First Aid for Skin Burns and Wounds

A burn is a tissue injury that results from contact with hot or scalding materials like the sun, radiation, electricity, chemicals, or flames. Burns are typically painful injuries, and serious burns are potentially life-threatening. It’s important to be aware of first aid for burn injuries, know how to tell the difference between major and minor burns, and be able to properly respond to these injuries.

Is it a Major or Minor Burn?

The characteristics of a minor burn include:

Minor burns can be treated with home remedies. If symptoms don’t improve or they worsen, then it’s time to see a medical professional.

The characteristics of a major burn include:

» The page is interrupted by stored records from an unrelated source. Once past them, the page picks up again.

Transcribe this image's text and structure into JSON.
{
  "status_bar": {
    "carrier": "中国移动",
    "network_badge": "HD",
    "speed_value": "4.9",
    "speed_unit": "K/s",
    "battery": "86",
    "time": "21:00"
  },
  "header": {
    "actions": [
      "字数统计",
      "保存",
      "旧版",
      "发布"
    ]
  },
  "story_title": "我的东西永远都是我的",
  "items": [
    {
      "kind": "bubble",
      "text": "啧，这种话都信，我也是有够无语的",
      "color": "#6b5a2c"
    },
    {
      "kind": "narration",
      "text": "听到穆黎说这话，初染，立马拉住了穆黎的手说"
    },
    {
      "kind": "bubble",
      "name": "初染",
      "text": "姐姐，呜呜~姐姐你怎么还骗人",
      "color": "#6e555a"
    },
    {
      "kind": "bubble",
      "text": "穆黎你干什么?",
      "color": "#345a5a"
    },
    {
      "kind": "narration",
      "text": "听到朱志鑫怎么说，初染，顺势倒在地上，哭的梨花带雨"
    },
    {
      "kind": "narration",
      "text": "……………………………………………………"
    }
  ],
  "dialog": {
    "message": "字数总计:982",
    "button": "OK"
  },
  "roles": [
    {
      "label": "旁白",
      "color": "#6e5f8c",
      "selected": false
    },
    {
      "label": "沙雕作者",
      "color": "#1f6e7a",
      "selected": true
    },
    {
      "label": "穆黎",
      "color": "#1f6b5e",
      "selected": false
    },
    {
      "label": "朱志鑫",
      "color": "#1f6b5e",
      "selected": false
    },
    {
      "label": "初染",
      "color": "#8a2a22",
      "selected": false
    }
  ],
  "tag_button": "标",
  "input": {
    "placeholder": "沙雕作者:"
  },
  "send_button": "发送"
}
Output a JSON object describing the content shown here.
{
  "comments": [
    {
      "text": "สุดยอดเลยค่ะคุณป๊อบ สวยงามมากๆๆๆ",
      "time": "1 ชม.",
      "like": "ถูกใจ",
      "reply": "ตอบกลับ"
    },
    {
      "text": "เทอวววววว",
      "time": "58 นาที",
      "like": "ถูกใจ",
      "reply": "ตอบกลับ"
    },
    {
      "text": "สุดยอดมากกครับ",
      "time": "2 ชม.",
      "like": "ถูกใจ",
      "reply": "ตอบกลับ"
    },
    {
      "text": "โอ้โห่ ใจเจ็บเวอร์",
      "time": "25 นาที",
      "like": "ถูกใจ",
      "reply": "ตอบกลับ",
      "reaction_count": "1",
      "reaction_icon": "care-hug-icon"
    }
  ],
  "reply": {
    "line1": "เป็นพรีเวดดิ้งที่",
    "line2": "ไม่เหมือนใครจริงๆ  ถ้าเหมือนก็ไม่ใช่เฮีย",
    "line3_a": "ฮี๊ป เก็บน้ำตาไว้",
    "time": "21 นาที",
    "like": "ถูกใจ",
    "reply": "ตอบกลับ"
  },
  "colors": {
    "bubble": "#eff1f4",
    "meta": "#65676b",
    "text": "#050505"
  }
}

  • Dry and leathery skin
  • Penetration of the top layer of skin
  • Charred or white, black, or brown patches of skin
  • An injury larger than 3 inches in diameter or covering a major/vital area of the body

These types of burns are dangerous and require immediate emergency care. Call 911 as soon as possible.

Treating Major Burns

While waiting for emergency services, there are a few things you can do to help stabilize the burn victim:

  • Make sure the burned person is out of reach of further harm.
  • Check the victim’s breathing, and use rescue breathing techniques if necessary.
  • Remove restrictive clothing and accessories that might become harmful when the burn swells.
  • Cover the burn with a clean cloth or a cool, moist bandage.
  • Elevate the burn above heart level.
  • Never immerse a large burn in cold water.

Treating Minor Burns

Minor burns can be treated immediately by doing the following:

  • Cool off the burn with cool (but not cold) running water or a wet compress.
  • Don’t break blisters, but if they break accidentally, wash the area with soap and apply antibiotic cream.
  • Remove rings or other tight clothing and accessories from the burned area, which will likely swell.
  • Apply aloe vera once the area is cooled to prevent dryness and irritation.
  • Cover the burn with sterile gauze and wrap it loosely.
  • Take an over-the-counter pain reliever.

Home Remedies for Burns

  1. Use Cool Water: The first treatment for a burn should be cool water. This is to cool off the damaged tissue. The water shouldn’t be too cold, just cooler than room temperature. Run the burn under the water for at least 20 minutes before washing it with soap.
  2. Apply a Cool Compress: A compress should be made from a wet bandage or clean cloth. It’s used to relieve pain and reduce swelling.
  3. Use an Antibiotic: It’s important to apply antibiotic cream to a burn to prevent potential infection. Over-the-counter options include Bacitracin and Neosporin.
  4. Apply Aloe Vera to the Skin: Aloe vera has properties known for healing burns. It will also help reduce skin dryness and irritation. Once the burn is cool, apply aloe vera to dry skin. It can be squeezed from the leaves of an aloe vera plant or bought at a store.
  5. Consider Using Honey: If you don’t have aloe vera on hand, honey is a good alternative. It’s soothing and naturally anti-fungal and antibacterial.
  6. Avoid Sun Exposure: Make sure that burns are covered when you’re in the sun. They’re very sensitive to sunlight and will become painful if they remain uncovered.
  7. Don’t Pop Blisters: Blisters are a natural guard against infection. When they’re broken open, then the wound is left vulnerable. If a blister is accidentally popped, the wound area should be immediately cleaned with soap and water and then treated with antibiotic cream.
  8. Use Over-the-Counter Pain Relievers: Many over-the-counter pain relievers are effective at reducing pain and irritation from burns, including Advil, Tylenol, and Aleve.

Fire Safety Tips

One of the best ways to avoid dangerous burns is to be aware of fire safety and learn what to do in a fire emergency.